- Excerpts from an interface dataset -
*** Block opens ***

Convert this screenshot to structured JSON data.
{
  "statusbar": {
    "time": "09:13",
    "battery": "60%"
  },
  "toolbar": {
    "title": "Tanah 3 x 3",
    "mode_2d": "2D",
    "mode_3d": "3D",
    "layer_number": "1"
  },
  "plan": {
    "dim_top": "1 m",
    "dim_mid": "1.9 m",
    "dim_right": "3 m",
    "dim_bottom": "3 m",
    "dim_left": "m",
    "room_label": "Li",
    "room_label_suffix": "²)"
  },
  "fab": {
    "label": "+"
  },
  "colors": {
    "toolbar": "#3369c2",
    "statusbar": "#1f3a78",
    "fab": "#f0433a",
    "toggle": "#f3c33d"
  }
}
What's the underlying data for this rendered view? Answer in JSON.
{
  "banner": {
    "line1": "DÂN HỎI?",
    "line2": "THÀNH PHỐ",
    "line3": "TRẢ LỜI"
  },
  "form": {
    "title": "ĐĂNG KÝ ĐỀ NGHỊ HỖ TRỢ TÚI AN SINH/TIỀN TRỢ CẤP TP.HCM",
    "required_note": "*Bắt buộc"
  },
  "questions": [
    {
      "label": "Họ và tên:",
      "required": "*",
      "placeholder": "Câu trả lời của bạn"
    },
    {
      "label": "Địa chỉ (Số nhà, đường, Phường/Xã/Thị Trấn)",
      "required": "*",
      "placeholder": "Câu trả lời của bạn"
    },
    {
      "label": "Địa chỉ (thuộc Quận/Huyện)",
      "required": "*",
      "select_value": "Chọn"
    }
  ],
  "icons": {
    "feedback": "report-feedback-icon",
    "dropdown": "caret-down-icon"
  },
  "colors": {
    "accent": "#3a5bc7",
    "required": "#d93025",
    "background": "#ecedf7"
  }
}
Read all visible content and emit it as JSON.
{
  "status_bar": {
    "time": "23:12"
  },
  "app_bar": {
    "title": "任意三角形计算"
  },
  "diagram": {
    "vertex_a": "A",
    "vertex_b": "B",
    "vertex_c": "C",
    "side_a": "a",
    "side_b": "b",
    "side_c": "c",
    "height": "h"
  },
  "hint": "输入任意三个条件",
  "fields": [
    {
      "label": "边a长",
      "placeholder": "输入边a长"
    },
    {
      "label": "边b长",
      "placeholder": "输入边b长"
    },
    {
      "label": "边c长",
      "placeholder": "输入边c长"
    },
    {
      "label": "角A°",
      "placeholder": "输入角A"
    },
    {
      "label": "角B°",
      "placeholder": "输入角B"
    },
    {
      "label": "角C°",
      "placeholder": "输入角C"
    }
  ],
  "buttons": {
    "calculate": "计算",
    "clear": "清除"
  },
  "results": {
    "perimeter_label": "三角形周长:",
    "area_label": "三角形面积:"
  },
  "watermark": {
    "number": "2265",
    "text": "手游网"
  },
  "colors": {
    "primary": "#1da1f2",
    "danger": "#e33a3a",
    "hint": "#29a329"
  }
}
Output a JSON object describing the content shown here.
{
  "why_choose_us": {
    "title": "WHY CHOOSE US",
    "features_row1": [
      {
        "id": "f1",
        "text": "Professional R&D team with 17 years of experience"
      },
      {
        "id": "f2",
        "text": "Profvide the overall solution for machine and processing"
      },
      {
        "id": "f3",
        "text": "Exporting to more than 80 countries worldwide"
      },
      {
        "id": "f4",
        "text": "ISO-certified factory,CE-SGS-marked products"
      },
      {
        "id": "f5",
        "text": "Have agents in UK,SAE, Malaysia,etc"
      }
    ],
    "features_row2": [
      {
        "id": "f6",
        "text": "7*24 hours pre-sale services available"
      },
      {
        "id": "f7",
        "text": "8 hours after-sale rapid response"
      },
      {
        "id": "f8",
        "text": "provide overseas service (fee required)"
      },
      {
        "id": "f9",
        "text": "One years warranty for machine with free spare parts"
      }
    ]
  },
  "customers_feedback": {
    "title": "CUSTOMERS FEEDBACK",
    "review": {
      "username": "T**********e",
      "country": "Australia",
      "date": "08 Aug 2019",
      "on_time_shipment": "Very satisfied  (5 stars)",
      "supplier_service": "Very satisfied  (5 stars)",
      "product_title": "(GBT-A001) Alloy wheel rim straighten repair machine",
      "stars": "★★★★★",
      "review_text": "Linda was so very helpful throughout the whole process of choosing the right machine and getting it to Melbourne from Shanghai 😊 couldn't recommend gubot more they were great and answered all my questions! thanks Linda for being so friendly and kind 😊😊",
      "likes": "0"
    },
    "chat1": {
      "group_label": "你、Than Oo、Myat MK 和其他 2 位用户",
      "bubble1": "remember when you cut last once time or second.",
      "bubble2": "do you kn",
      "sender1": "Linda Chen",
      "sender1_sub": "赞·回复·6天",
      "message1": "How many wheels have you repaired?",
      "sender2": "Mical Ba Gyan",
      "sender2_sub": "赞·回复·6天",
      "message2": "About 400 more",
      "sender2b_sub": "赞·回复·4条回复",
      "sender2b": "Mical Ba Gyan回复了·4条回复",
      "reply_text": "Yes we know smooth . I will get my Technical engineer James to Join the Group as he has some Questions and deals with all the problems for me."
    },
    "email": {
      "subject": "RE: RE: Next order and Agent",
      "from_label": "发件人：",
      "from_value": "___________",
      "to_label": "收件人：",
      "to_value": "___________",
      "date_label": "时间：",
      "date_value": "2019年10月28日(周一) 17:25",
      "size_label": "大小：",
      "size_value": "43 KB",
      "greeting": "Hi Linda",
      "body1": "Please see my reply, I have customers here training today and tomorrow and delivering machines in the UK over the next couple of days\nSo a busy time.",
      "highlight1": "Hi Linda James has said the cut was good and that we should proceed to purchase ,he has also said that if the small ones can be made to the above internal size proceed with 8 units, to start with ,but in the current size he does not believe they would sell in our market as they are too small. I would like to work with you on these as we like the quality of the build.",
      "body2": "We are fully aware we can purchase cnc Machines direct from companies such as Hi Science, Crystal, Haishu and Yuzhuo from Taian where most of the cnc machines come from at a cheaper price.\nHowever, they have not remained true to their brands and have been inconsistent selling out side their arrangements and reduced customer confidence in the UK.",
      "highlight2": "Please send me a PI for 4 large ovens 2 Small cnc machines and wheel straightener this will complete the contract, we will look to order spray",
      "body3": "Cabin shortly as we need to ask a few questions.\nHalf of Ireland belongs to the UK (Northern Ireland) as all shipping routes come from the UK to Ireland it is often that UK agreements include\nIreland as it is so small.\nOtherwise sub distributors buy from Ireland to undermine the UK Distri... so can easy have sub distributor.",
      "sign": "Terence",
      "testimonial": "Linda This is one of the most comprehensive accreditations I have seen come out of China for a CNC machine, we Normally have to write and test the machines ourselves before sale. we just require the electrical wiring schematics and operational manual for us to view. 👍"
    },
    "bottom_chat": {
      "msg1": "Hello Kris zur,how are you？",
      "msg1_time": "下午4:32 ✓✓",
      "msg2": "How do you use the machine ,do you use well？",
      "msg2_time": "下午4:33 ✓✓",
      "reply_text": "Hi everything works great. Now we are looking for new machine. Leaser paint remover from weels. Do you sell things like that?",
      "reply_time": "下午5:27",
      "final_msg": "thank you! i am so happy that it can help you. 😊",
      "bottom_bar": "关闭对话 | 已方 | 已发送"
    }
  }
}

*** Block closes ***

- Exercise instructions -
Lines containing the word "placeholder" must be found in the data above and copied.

- Task result -
      "placeholder": "Câu trả lời của bạn"
      "placeholder": "Câu trả lời của bạn"
      "placeholder": "输入边a长"
      "placeholder": "输入边b长"
      "placeholder": "输入边c长"
      "placeholder": "输入角A"
      "placeholder": "输入角B"
      "placeholder": "输入角C"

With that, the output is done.